> TASK DESCRIPTION
Locate every line in the material below that has the word "noname". Copy each of those lines.
PROVIDED INFORMATION Start Marker
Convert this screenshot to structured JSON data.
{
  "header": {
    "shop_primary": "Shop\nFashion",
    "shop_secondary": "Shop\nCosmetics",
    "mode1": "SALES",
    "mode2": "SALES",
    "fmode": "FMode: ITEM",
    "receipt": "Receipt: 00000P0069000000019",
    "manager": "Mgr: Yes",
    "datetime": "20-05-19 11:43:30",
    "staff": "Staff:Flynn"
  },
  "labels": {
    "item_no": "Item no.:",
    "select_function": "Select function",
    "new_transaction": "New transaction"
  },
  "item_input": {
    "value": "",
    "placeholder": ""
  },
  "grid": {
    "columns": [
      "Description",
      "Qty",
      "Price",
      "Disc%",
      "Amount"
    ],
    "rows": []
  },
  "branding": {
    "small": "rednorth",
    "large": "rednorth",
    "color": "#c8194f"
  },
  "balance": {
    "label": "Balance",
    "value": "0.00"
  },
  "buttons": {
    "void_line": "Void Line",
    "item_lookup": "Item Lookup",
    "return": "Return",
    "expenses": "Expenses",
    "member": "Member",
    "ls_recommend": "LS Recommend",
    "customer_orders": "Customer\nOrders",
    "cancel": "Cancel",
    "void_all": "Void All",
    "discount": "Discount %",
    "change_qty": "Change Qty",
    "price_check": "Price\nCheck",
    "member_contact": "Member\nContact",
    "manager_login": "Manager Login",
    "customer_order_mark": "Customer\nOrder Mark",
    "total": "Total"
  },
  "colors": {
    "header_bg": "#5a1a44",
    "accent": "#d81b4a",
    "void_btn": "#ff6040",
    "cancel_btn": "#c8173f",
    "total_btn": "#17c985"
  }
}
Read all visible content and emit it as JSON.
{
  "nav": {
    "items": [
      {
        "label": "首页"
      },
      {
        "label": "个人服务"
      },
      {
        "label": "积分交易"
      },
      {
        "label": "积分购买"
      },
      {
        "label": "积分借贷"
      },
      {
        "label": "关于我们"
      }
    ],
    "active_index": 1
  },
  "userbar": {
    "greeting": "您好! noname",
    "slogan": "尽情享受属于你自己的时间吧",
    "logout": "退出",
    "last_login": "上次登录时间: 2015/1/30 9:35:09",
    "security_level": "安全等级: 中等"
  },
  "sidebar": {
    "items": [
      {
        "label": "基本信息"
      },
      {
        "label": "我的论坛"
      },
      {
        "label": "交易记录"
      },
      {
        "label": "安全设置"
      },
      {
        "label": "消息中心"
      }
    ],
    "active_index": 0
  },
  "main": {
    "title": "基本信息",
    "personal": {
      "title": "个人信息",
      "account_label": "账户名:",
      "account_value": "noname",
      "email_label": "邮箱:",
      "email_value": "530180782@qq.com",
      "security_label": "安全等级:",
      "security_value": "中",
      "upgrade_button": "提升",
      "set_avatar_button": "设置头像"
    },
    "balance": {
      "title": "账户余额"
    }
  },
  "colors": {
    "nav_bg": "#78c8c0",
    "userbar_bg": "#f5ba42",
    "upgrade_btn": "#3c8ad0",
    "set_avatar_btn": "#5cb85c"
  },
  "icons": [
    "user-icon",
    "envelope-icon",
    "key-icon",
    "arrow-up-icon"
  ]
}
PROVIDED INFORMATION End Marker
> TASK RESPONSE
    "greeting": "您好! noname",
      "account_value": "noname",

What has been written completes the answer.